Clear, accessible definitions for common urban planning terms.
What Is Walkability?
Walkability refers to the ability to safely walk to services and amenities within a reasonable distance, usually defined as a walk of 30 minutes or less.
Grounded in the belief that reducing the need for private vehicle use improves quality of life for urban dwellers, walkability is a planning concept that encourages mixed-use, high-density neighborhoods where people can access essential services and amenities by foot. The concept is based on the idea that streets should be more than just transportation corridors designed for maximum vehicle throughput, but rather complete, livable spaces that serve a variety of uses, users, and transportation modes and reduce the need for car travel.

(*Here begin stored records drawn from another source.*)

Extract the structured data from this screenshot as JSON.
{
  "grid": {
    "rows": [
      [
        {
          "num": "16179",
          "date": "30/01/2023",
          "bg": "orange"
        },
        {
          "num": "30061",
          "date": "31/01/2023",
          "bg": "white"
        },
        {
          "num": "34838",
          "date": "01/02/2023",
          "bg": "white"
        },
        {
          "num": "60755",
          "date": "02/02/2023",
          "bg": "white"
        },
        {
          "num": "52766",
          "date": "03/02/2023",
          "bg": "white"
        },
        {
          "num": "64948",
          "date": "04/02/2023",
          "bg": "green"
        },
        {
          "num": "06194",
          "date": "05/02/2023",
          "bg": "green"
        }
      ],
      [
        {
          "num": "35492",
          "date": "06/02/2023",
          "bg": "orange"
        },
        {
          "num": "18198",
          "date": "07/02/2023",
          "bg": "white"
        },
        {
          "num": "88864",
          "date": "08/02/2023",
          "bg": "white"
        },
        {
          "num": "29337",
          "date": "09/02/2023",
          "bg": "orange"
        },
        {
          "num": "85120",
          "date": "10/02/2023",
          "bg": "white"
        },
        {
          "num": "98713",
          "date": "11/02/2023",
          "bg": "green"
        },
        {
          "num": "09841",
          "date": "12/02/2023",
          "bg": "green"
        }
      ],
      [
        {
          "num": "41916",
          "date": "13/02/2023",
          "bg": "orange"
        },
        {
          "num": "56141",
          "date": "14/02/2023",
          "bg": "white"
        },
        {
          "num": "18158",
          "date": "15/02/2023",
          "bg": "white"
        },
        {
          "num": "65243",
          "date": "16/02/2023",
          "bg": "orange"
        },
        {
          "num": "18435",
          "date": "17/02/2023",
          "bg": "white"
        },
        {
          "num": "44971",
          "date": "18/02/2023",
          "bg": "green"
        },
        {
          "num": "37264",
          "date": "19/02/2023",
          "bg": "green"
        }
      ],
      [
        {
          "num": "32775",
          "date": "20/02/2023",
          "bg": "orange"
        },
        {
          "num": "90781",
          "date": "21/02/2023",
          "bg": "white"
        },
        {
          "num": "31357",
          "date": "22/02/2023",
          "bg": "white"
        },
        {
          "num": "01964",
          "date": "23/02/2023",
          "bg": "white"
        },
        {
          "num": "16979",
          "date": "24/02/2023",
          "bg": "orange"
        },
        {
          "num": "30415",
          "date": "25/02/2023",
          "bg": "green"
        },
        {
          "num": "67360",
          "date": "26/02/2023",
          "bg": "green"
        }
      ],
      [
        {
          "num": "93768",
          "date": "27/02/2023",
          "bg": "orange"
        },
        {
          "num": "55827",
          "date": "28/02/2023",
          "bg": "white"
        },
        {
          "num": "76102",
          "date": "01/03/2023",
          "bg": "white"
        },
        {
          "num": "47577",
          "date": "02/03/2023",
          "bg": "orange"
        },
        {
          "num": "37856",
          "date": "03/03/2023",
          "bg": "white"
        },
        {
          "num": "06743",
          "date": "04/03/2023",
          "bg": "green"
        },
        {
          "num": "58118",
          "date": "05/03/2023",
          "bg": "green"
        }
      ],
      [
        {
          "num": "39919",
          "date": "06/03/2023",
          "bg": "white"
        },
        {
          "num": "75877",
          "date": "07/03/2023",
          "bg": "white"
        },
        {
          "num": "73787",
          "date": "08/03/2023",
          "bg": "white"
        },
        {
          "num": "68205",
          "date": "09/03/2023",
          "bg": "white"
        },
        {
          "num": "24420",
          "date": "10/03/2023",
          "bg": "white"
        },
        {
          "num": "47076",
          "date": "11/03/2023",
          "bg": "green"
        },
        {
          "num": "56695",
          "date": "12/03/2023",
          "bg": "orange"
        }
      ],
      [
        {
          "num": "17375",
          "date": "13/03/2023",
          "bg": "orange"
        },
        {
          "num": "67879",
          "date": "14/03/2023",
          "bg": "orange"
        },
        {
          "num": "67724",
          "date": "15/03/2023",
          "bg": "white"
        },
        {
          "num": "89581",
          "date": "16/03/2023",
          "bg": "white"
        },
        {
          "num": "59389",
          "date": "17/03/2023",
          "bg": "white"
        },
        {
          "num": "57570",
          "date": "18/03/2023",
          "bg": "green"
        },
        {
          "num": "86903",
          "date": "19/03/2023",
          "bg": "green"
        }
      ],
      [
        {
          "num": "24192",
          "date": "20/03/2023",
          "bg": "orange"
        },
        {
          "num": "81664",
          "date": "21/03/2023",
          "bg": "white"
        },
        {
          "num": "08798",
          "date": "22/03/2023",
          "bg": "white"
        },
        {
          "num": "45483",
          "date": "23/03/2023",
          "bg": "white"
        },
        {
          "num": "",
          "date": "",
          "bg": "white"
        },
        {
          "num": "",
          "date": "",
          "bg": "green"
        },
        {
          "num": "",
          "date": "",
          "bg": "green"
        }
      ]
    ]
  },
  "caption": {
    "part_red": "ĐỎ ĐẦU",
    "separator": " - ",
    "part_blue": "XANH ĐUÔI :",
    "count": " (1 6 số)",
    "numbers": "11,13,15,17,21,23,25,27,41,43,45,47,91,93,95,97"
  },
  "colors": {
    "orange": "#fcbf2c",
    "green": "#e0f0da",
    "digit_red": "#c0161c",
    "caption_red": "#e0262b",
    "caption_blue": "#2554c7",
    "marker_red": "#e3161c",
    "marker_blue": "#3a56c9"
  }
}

Because automobile-dependent development reduces access to jobs and public spaces, increases household costs, and contributes to congestion and carbon emissions, the walkability of a neighborhood can affect everything from public health and air quality to economic development, civic engagement, and cultural resources. Higher walkability scores are often linked to higher home values and local economic well-being, while urban planners increasingly recommend building walkable cities as a key strategy for fighting climate change.
To quantify and measure walkability, experts have developed several assessment metrics. The most well-known, Walk Score, evaluates walkability based on proximity to key destinations, population density, and metrics including block length and intersection density, but does not take into account street conditions or other factors that could make even a short trip less walkable or unsafe. Walk Score rates neighborhoods on a scale from 0 to 100, where 90-100 indicates a "walker's paradise" where daily errands do not require a car and a score of 0-24 indicates a car-dependent area. As defined by Walk Score, a walkable neighborhood has a center, high population density, mixed income and mixed use, parks and public space, pedestrian design, schools and workplaces within walking distance, and complete streets that encourage multimodal transportation.
Other indexes attempt to include other elements such as bike and pedestrian infrastructure, user perception of safety, and connectivity to transit and other amenities. Factors that improve walkability include basic infrastructure such as safe, accessible sidewalks and good lighting as well as amenities like diverse businesses and services, public seating, cleanliness, and access to public transit and active transportation modes—all of which have been shown to increase the likelihood that people will walk. The movement to emphasize walkability comes in part as a reaction to features of the suburban built environment that discourage walking, like the separation of uses that put businesses outside of walking distance, lack of sidewalks, and cul-de-sac streets.
City leaders can also guide the development of walkable communities by making strategic land use decisions that ensure mixed-use development and a variety of housing types. While zoning ordinances have historically emphasized the separation of uses, modern zoning codes, particularly form-based codes, have evolved to prioritize design choices that promote walkability and compact development. These features include frontages, strategic window and door placement, and conflict zones that address pedestrian safety at vehicle ingress and egress sites.
Today's planning profession tends to encourage walkable neighborhoods as a tool for reducing sprawl and congestion, minimizing carbon emissions, improving public health and safety, and creating more vibrant, friendly communities. By creating a built environment that makes walking and biking safe and convenient, policymakers can provide the infrastructure needed for urban residents to reduce their dependence on cars. In recent years, the '15-minute city' has become a popular buzzword used to describe an ideal walkable community and a common mission of city leaders.
While walkability can be measured using a variety of metrics as mentioned above, experts caution that the factors that make a street pleasant and accessible will vary by location and local conditions. To achieve the broad goal of walkability, each community requires different interventions and investments in transit, infrastructure, and housing.